### What is needed:
Below are the records; count the lines in which "brand" occurs and report only that number.

### Input data:
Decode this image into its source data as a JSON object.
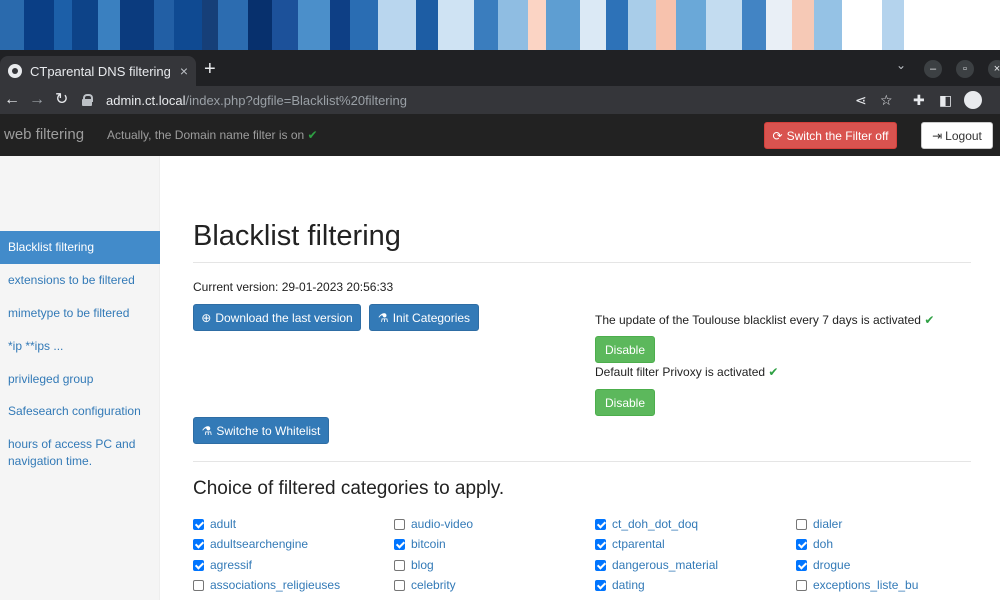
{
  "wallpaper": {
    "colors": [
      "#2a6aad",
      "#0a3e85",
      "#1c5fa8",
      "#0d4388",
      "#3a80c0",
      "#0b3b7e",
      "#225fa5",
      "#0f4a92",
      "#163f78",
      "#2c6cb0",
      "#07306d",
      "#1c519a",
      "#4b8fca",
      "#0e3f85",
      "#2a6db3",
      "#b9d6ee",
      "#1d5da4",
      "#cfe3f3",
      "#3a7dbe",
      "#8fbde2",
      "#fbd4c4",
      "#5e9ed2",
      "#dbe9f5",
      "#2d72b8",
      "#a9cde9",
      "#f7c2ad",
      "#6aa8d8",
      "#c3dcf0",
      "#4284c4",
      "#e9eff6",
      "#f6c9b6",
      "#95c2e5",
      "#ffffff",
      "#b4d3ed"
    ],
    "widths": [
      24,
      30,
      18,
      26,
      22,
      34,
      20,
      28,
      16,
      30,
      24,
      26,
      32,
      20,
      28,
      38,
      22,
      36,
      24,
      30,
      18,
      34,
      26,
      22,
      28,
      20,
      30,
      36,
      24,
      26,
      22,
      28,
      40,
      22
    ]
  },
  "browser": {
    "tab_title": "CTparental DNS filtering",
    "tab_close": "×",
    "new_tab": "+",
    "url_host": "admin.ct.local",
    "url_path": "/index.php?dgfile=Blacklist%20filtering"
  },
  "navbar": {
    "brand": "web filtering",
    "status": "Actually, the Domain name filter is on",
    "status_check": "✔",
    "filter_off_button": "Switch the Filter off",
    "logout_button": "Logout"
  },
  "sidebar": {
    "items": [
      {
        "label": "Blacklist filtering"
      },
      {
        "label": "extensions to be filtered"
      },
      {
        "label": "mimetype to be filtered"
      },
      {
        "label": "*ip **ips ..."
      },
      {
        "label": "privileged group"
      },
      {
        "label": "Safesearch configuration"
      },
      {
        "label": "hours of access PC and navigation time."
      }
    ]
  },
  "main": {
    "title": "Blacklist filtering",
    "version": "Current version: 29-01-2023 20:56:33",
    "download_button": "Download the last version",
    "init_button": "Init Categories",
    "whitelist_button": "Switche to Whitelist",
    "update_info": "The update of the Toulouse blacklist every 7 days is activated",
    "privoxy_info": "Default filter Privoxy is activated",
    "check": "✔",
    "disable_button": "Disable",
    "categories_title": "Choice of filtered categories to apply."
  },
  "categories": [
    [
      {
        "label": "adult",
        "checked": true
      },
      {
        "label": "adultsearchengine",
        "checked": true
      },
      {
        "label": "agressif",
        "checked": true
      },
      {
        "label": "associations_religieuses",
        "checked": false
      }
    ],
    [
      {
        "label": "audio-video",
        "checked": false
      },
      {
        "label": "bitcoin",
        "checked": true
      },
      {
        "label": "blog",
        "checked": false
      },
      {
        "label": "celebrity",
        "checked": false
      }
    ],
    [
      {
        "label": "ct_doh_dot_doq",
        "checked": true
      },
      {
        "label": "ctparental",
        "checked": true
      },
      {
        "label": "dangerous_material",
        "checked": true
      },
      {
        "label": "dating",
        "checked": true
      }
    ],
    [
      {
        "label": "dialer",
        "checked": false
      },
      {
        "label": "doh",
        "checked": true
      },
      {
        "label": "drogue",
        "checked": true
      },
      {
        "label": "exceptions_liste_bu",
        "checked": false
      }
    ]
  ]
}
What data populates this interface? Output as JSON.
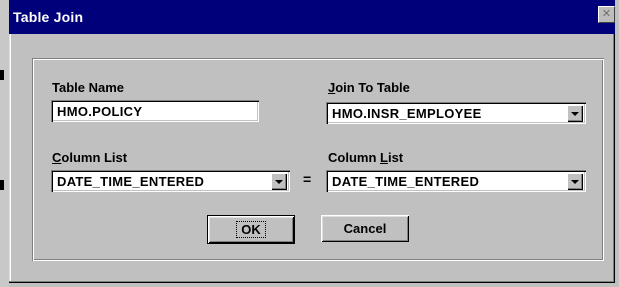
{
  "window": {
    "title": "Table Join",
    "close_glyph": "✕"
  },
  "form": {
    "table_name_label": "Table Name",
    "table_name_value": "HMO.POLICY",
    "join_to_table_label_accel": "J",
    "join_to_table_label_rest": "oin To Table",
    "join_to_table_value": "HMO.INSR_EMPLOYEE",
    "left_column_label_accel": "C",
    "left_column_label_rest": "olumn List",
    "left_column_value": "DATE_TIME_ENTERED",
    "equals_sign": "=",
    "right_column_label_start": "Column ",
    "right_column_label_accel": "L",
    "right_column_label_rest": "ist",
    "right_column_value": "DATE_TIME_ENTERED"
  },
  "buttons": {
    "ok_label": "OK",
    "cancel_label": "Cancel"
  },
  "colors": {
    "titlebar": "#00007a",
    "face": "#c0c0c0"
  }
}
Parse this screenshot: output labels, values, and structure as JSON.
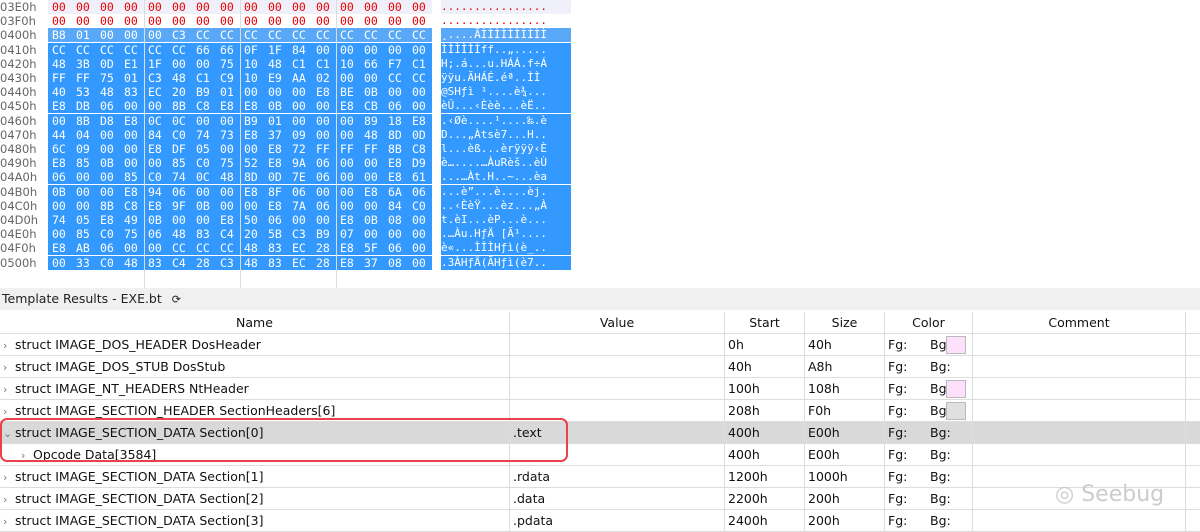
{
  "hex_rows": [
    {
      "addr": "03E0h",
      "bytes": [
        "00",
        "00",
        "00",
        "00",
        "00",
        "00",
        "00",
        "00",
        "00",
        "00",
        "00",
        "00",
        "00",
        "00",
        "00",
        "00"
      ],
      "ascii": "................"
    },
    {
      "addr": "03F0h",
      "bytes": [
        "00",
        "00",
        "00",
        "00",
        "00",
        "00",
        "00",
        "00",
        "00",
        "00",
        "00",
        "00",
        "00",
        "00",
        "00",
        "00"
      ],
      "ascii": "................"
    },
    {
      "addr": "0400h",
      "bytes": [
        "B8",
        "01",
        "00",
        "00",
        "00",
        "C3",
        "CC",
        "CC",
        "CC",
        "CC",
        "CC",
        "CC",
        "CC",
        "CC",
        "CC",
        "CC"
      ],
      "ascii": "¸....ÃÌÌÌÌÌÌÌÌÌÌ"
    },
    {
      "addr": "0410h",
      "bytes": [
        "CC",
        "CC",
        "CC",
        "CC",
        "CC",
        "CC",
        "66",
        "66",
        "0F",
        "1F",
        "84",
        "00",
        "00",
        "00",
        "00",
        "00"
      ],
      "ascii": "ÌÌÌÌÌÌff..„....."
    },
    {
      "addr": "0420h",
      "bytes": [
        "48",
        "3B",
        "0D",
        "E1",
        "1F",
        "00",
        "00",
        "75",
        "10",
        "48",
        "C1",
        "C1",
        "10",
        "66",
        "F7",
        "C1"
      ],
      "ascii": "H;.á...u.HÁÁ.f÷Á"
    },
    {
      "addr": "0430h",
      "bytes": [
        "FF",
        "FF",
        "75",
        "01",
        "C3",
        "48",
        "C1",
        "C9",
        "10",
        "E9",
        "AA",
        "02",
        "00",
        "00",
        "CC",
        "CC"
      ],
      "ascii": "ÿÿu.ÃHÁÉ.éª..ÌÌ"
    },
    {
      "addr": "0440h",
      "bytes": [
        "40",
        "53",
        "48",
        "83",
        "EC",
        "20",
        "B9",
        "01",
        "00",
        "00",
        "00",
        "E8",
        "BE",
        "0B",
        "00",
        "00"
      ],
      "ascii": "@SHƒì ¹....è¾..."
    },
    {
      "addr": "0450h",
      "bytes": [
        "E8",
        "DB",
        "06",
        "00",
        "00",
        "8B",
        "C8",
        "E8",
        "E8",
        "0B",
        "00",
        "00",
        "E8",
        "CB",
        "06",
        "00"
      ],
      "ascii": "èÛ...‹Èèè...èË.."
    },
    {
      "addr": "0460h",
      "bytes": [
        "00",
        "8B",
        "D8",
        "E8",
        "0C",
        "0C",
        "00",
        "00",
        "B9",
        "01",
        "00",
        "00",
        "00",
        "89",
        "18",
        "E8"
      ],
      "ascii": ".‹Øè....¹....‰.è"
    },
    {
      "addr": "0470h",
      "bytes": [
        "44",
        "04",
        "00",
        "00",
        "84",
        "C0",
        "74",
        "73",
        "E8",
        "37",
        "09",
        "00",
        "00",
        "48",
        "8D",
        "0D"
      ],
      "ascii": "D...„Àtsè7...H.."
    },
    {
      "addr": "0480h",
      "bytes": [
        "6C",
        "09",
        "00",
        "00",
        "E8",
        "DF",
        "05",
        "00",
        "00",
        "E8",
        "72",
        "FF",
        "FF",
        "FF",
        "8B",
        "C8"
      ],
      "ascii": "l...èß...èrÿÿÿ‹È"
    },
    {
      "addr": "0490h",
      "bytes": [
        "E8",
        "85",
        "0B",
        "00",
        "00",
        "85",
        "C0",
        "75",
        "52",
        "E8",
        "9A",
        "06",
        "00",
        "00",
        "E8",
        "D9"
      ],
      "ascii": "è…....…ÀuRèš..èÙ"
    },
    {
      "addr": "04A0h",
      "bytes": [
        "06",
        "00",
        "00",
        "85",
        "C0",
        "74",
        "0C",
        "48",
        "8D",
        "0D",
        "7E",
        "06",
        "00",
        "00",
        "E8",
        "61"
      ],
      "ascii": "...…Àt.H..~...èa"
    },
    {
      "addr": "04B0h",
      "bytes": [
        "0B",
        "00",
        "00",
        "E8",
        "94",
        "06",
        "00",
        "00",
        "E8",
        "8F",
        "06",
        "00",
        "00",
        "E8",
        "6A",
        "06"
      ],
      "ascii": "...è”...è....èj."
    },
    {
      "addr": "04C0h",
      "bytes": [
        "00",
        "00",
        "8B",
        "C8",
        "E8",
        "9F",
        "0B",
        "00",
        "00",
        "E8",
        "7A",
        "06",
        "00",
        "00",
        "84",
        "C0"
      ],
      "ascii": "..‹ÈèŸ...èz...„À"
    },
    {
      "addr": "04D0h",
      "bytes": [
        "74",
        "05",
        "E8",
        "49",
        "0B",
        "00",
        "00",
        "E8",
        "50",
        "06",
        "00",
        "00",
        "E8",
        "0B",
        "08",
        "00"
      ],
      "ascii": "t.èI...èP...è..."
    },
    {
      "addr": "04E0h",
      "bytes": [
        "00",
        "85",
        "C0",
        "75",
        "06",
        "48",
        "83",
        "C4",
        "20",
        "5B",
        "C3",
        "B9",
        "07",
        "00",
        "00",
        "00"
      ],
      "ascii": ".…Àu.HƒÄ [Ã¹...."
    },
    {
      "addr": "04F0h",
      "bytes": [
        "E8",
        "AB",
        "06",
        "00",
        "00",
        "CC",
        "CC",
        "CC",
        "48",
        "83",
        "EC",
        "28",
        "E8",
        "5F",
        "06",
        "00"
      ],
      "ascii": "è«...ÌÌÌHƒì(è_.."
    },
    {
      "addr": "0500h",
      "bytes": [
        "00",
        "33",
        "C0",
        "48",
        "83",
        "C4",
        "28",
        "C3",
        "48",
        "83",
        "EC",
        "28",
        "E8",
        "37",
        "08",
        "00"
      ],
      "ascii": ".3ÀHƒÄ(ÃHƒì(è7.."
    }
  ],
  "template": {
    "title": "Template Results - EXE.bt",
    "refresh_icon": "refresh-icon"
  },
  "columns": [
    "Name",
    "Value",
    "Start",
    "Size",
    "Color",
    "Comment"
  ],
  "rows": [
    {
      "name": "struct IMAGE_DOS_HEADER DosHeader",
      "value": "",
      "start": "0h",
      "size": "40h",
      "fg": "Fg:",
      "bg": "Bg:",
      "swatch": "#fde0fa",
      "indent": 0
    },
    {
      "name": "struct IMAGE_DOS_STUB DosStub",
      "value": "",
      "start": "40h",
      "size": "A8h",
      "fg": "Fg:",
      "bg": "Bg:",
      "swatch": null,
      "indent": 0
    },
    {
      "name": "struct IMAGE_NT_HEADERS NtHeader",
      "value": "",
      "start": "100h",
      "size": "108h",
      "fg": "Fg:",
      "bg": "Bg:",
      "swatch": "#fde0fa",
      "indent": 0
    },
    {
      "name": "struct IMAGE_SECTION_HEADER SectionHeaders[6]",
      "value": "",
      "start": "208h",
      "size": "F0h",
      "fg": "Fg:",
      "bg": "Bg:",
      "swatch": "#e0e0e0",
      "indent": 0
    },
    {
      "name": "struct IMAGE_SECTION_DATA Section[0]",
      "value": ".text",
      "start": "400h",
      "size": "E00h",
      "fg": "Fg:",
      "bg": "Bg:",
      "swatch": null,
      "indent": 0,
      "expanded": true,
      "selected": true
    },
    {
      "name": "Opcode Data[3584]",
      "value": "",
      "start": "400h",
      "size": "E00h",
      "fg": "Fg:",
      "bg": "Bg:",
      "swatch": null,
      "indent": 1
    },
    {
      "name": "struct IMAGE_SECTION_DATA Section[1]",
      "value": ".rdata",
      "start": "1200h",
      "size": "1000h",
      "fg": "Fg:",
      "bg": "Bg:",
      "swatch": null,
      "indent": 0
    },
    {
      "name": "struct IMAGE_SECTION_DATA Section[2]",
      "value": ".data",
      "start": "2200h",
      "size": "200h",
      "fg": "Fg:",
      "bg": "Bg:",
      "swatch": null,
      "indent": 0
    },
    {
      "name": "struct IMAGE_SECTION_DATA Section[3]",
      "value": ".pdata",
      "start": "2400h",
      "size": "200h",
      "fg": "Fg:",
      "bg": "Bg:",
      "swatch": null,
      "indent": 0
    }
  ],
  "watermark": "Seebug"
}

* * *

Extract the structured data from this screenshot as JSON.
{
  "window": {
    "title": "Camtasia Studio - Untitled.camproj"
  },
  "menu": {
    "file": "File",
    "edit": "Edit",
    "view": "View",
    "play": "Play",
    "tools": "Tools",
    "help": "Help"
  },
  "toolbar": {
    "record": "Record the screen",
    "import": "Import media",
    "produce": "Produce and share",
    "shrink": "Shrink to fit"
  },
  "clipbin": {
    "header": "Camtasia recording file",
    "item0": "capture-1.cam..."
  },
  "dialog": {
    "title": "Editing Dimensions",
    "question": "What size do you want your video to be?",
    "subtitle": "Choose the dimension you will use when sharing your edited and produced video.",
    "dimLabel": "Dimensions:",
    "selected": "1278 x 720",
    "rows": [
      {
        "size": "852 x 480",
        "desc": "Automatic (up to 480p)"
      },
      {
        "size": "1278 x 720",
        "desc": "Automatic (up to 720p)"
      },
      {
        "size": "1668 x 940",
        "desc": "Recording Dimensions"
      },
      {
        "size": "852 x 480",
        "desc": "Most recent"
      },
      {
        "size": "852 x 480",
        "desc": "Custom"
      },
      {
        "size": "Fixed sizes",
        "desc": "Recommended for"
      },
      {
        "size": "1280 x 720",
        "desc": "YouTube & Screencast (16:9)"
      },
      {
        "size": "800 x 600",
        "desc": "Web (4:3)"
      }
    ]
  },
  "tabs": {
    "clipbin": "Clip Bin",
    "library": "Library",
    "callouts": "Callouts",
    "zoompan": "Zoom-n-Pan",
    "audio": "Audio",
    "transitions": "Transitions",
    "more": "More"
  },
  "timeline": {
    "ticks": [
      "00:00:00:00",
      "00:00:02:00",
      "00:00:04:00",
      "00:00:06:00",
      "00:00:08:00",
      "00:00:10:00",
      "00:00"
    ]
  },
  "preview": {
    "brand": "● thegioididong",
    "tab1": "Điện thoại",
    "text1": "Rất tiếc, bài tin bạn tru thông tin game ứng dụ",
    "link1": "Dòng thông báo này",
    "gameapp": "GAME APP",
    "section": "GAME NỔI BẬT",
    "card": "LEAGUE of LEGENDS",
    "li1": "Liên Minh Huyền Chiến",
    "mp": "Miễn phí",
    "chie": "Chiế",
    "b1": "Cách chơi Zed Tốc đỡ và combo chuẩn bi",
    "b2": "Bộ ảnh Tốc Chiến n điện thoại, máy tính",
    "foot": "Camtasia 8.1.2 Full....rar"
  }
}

### Answer section:
2